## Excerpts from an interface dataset
-*-*-
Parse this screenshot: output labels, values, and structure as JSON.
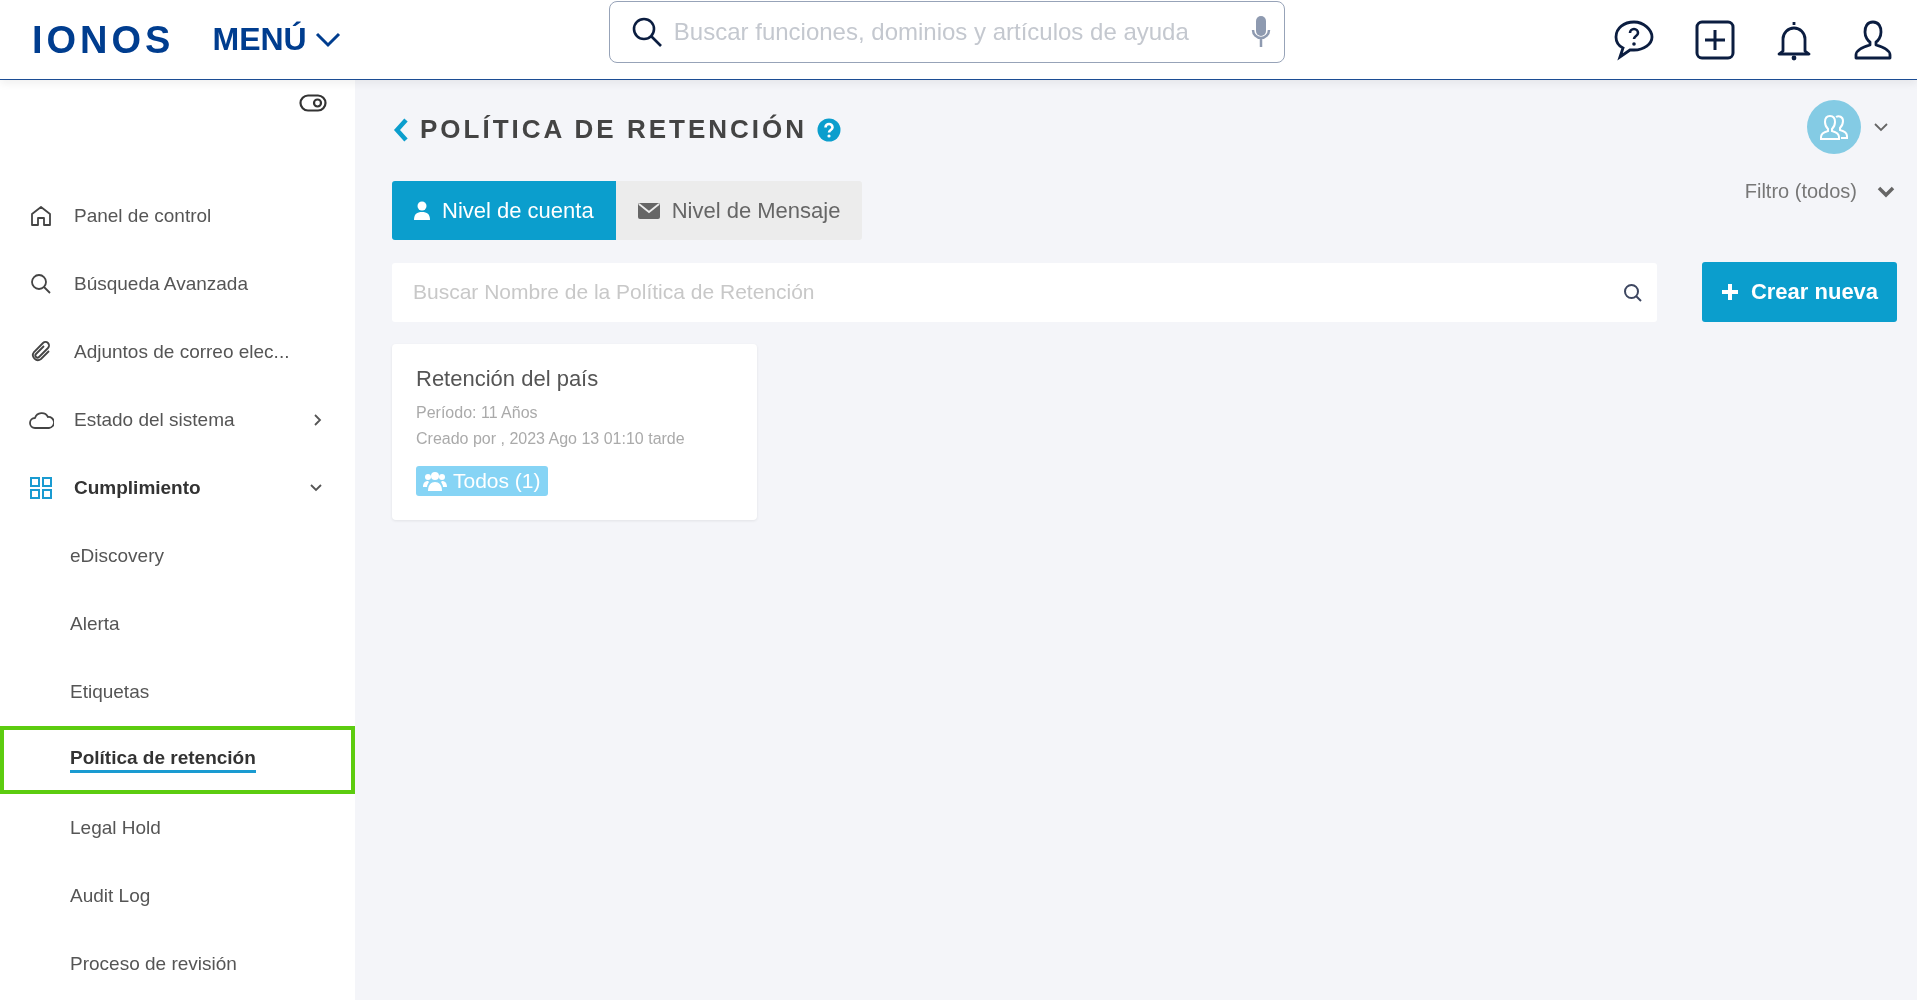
{
  "header": {
    "logo": "IONOS",
    "menu_label": "MENÚ",
    "search": {
      "placeholder": "Buscar funciones, dominios y artículos de ayuda"
    }
  },
  "sidebar": {
    "items": [
      {
        "label": "Panel de control",
        "selected": false
      },
      {
        "label": "Búsqueda Avanzada",
        "selected": false
      },
      {
        "label": "Adjuntos de correo elec...",
        "selected": false
      },
      {
        "label": "Estado del sistema",
        "selected": false,
        "expanded": false
      },
      {
        "label": "Cumplimiento",
        "selected": false,
        "expanded": true,
        "children": [
          {
            "label": "eDiscovery",
            "selected": false
          },
          {
            "label": "Alerta",
            "selected": false
          },
          {
            "label": "Etiquetas",
            "selected": false
          },
          {
            "label": "Política de retención",
            "selected": true
          },
          {
            "label": "Legal Hold",
            "selected": false
          },
          {
            "label": "Audit Log",
            "selected": false
          },
          {
            "label": "Proceso de revisión",
            "selected": false
          }
        ]
      }
    ]
  },
  "page": {
    "title": "POLÍTICA DE RETENCIÓN",
    "filter": "Filtro (todos)",
    "tabs": [
      {
        "label": "Nivel de cuenta",
        "selected": true
      },
      {
        "label": "Nivel de Mensaje",
        "selected": false
      }
    ],
    "search": {
      "placeholder": "Buscar Nombre de la Política de Retención"
    },
    "create_button": "Crear nueva",
    "policies": [
      {
        "name": "Retención del país",
        "period": "Período: 11 Años",
        "created": "Creado por , 2023 Ago 13 01:10 tarde",
        "tag": "Todos (1)"
      }
    ]
  }
}
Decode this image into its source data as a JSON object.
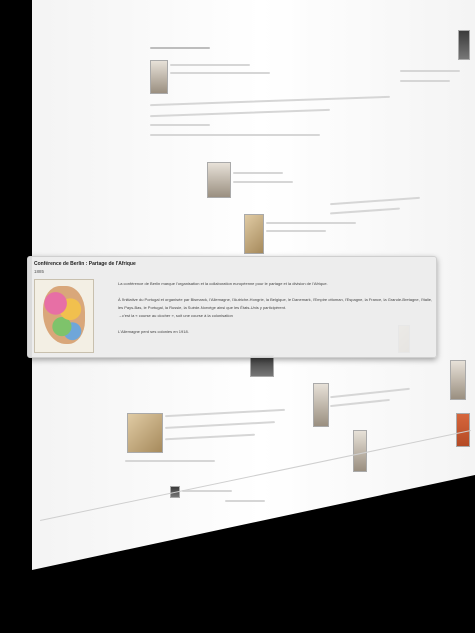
{
  "event": {
    "title": "Conférence de Berlin : Partage de l'Afrique",
    "date": "1885",
    "paragraph1": "La conférence de Berlin marque l'organisation et la collaboration européenne pour le partage et la division de l'Afrique.",
    "paragraph2a": "À l'initiative du Portugal et organisée par Bismarck, l'Allemagne, l'Autriche-Hongrie, la Belgique, le Danemark, l'Empire ottoman, l'Espagne, la France, la Grande-Bretagne, l'Italie,",
    "paragraph2b": "les Pays-Bas, le Portugal, la Russie, la Suède-Norvège ainsi que les États-Unis y participèrent.",
    "arrow_note": "c'est la « course au clocher », soit une course à la colonisation",
    "paragraph3": "L'Allemagne perd ses colonies en 1918.",
    "image_icon": "africa-map-icon"
  },
  "colors": {
    "background": "#000000",
    "plane": "#ffffff",
    "card": "#ececec"
  }
}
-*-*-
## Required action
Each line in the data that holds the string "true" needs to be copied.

## Solution to this task
        "expanded": true,
            "selected": true
        "selected": true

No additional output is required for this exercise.